__YOUR GOAL__:
Work through the data below and copy out every line where "Management" is found.

* * *

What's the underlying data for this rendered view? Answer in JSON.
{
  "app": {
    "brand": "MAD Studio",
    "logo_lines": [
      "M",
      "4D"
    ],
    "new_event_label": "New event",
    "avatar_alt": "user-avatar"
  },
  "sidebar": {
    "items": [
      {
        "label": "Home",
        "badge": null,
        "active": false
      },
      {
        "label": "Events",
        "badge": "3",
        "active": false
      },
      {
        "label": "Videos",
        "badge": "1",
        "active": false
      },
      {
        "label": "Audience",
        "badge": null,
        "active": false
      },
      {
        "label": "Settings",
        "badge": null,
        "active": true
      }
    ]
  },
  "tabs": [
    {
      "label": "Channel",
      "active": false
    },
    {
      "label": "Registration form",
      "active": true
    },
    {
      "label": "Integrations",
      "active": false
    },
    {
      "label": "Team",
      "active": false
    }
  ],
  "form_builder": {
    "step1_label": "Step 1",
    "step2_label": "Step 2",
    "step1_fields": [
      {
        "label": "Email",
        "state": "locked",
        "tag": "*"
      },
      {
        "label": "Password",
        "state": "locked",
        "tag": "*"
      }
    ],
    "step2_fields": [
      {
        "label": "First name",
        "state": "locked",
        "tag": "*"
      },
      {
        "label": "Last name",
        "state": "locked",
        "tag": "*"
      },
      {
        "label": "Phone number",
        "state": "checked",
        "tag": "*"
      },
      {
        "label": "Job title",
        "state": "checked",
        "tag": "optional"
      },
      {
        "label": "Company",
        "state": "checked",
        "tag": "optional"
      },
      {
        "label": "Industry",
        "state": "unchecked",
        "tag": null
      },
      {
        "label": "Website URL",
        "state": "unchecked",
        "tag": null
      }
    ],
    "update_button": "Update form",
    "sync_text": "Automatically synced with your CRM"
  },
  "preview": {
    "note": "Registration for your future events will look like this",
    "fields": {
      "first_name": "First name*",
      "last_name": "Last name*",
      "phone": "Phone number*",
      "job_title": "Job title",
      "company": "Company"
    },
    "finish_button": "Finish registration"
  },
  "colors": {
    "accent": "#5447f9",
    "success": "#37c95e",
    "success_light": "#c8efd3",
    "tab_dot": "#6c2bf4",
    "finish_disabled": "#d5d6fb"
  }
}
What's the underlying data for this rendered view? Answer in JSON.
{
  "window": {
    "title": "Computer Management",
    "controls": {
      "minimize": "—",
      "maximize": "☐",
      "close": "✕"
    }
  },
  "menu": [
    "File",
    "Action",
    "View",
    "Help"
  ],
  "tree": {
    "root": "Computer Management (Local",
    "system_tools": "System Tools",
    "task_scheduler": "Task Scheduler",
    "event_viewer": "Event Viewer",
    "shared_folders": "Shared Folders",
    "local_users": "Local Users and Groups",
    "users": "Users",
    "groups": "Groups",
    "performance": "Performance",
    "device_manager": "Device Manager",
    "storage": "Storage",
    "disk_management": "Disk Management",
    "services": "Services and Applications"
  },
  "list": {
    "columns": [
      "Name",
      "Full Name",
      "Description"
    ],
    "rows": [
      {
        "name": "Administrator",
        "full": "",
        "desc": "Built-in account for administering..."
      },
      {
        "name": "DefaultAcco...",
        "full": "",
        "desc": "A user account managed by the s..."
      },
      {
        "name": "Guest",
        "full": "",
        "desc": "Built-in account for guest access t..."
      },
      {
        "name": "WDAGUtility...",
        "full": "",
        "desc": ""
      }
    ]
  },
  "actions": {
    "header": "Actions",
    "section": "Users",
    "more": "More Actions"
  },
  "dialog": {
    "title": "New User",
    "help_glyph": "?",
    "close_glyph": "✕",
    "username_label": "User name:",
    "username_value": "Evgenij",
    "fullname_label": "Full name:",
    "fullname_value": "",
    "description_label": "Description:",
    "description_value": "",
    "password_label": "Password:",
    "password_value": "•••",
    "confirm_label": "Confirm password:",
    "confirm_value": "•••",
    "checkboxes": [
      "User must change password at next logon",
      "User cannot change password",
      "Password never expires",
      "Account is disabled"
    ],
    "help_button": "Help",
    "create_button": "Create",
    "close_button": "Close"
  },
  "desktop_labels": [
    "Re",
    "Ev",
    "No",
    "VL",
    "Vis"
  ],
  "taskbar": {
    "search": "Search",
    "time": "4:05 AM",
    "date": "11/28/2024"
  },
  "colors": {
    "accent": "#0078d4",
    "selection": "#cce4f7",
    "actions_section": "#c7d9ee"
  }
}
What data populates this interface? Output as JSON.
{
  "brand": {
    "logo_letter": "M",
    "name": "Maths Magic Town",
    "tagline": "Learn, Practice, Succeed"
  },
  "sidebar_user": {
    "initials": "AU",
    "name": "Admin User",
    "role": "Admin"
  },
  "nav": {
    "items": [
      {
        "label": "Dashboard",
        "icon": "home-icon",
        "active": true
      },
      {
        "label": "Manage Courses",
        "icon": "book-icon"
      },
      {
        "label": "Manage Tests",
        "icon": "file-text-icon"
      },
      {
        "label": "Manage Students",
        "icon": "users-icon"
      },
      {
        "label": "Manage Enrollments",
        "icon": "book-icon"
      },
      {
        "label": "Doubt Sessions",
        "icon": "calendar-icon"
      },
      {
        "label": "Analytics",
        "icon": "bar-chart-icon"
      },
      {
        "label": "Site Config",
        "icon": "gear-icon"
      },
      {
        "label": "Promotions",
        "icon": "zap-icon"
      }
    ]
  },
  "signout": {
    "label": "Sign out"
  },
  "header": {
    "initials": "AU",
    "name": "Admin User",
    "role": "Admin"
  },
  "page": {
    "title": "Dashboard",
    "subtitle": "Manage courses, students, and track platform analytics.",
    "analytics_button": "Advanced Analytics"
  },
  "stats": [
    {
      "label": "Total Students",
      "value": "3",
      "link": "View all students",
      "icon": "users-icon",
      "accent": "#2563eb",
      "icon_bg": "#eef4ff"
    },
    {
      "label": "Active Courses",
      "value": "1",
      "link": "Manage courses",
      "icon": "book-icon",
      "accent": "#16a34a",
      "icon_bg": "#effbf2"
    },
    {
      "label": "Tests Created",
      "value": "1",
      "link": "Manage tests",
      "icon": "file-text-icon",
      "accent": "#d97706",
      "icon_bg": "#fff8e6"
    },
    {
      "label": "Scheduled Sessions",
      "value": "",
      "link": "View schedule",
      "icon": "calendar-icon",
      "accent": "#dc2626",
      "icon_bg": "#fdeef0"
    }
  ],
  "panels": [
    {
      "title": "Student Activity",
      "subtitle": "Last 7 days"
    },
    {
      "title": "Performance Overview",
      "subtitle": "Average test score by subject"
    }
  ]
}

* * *

__EXERCISE ANSWER__:
    "title": "Computer Management",
    "root": "Computer Management (Local",
    "disk_management": "Disk Management",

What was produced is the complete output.